Any question of the restyled tC’s street persona were laid to rest when Vin Diesel screamed up beside me stuffed into a 1995 Honda Civic with a coffee can muffler and spray-can paint job. We locked eyes momentarily before he veered off towards the parking lot of a Bed Bath and Beyond.
Well then. The new tC certainly APPEARED to be a venerable successor to the original, and a race-worthy one at that. But as Vin Diesel had so aptly demonstrated looks could be deceiving. On paper at least the enhancements to the tC were clear.
Engine: 2.5-liter four-banger borrowed from the latest Camry producing 180hp (19hp more than the previous tC)
Transmission: Six-speed manual/automatic
Handling: Traction Control, Vehicle Stability Control and Brake Assist – all standard.
Styling: Inspired by the athletic look of a racing helmet
How and if these changes would translate to serious performance on the back roads remained to be seen. After a god-awful eight hours at work I drove the tC directly into Snoqualmie Pass with the idea that Johnny Law wears a looser belt in rural areas, particularly those in the woods. As night fell I veered off I-90 East at the Snoqualmie exit in search of a cliché small town back road and soon discovered a wonderful loop of fun off Mill Pond Road.
Lined by heavy forest the Loop’s speed limit topped out at 35mph and ran twisty for nearly 4 miles without the illumination of a single street lamp. It was a perfect location to run a little sports car through its paces or crash the Henderson family station wagon into a Sasquatch.
Wound up to the top of second and third gear the tC’s high beams revealed enough of the juking road as it developed from the darkness to properly calculate the turns. Pushing it too hard could have sent us into the Evergreens like a little Metallic pinball.
I was impressed by the added punch of the tC’s new engine and the traction control flattered the responsive handling but it was hard to discern if the upgrades had transformed it from an around-town zipper to a serious contender or if the dark turns were more responsible for the excitement.
The only way to reach an educated conclusion on the tC’s sports car credibility was to find a testing ground with improved visibility and an even dizzier element of danger. That weekend I drove it back into Snoqualmie Pass at high noon in search of a mountain road with twistier twists and a more thematic threat of peril.

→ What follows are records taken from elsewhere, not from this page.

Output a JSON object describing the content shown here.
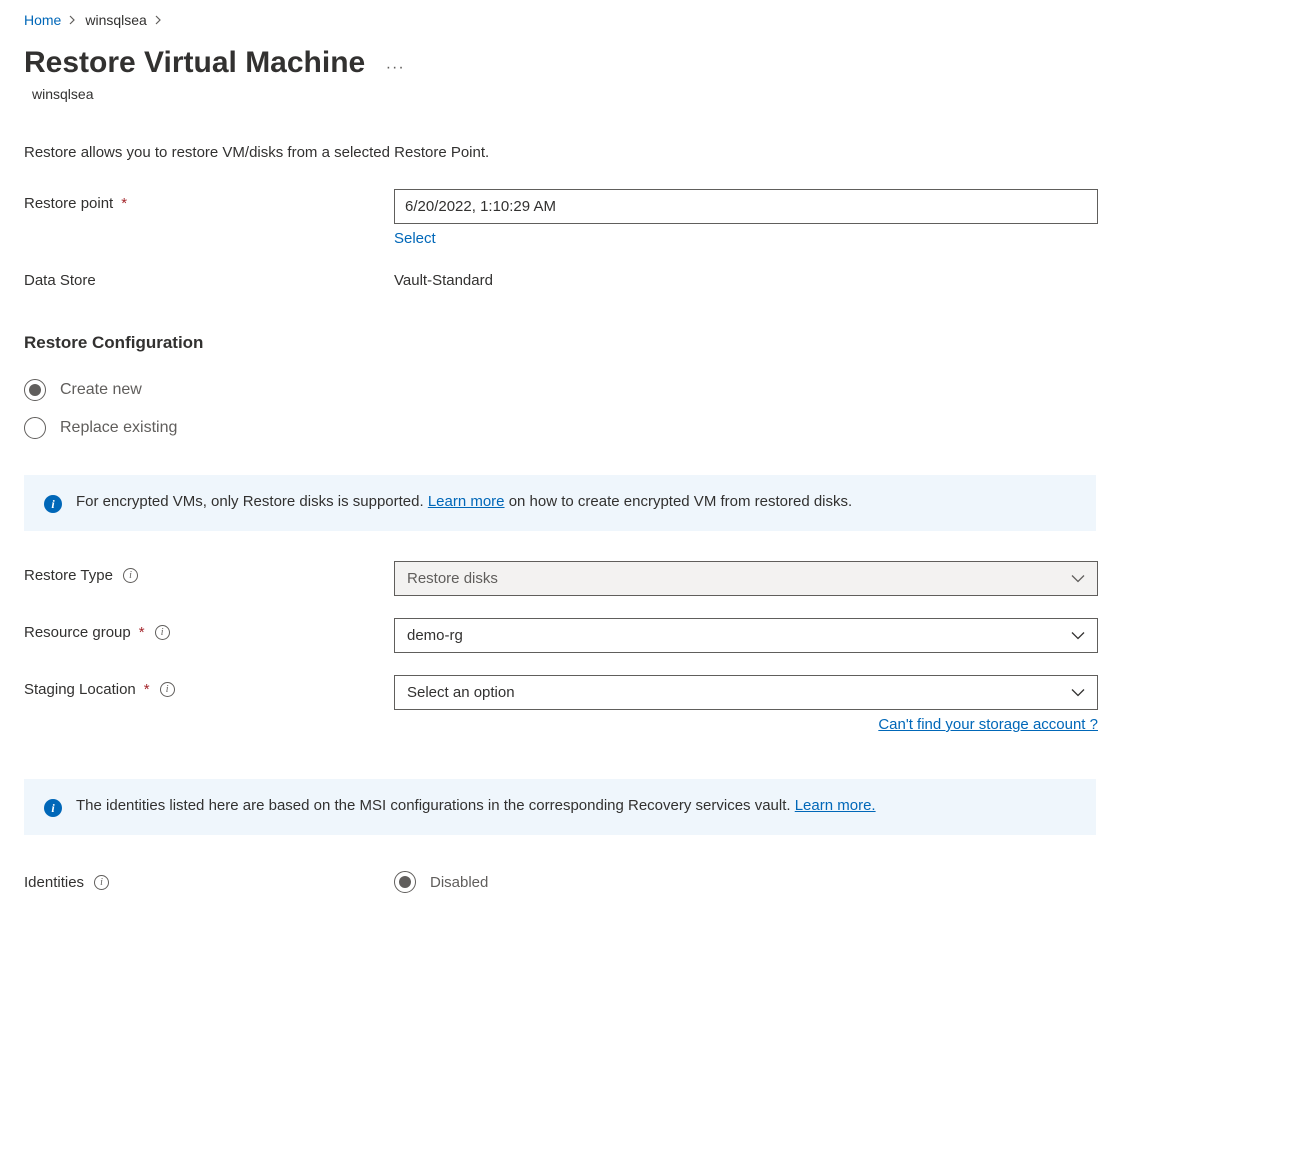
{
  "breadcrumb": {
    "home": "Home",
    "vm": "winsqlsea"
  },
  "header": {
    "title": "Restore Virtual Machine",
    "subtitle": "winsqlsea"
  },
  "description": "Restore allows you to restore VM/disks from a selected Restore Point.",
  "fields": {
    "restore_point_label": "Restore point",
    "restore_point_value": "6/20/2022, 1:10:29 AM",
    "select_link": "Select",
    "data_store_label": "Data Store",
    "data_store_value": "Vault-Standard",
    "restore_type_label": "Restore Type",
    "restore_type_value": "Restore disks",
    "resource_group_label": "Resource group",
    "resource_group_value": "demo-rg",
    "staging_location_label": "Staging Location",
    "staging_location_value": "Select an option",
    "cant_find_link": "Can't find your storage account ?",
    "identities_label": "Identities",
    "identities_value": "Disabled"
  },
  "section": {
    "restore_config": "Restore Configuration"
  },
  "radios": {
    "create_new": "Create new",
    "replace_existing": "Replace existing"
  },
  "banners": {
    "encrypted_text_pre": "For encrypted VMs, only Restore disks is supported. ",
    "encrypted_link": "Learn more",
    "encrypted_text_post": " on how to create encrypted VM from restored disks.",
    "identities_text_pre": "The identities listed here are based on the MSI configurations in the corresponding Recovery services vault. ",
    "identities_link": "Learn more."
  }
}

I discovered a camping road off the Asahel Curtis exit that corkscrews down along the ridges of a hillside composed entirely of jagged boulders. Losing control here would mean flying from the pavement, exploding in mid-air and plummeting from terrace to terrace in slow motion for nearly two minutes as the rocks sheared the car away to an unrecognizable hunk of metal seasoned with the scraps of a fledgling auto-journalist.
Upon further observation at the death course the tC is not a true sports car. But that isn’t the point. It looks like one, is plenty of fun to drive around town and has one major selling point above the sportier competition in its class:
At first glance the tC doesn't look like a hatchback but it is. The rear window pops up from the rear of the car in one big piece and the rear seats fold down to make enough room for a single dresser drawer. With those seats up there’s room for two overfed six-foot tall men. Most of the tC’s competition can't touch that.
All things considered the second generation tC is better than the first is most every way. While not for the hardcore driver it packs plenty of attractive image and won't disappoint someone who would get bored with a Honda Civic Coupe.
Throw in a standard eight-speaker sound package with an available Alpine upgrade designed to flatter iPod addicts and there’s plenty of reason for young buyers who want a bit of excitement from their car to give it a serious look.
Plus, the racer kids seem to think it means business; that feature comes standard.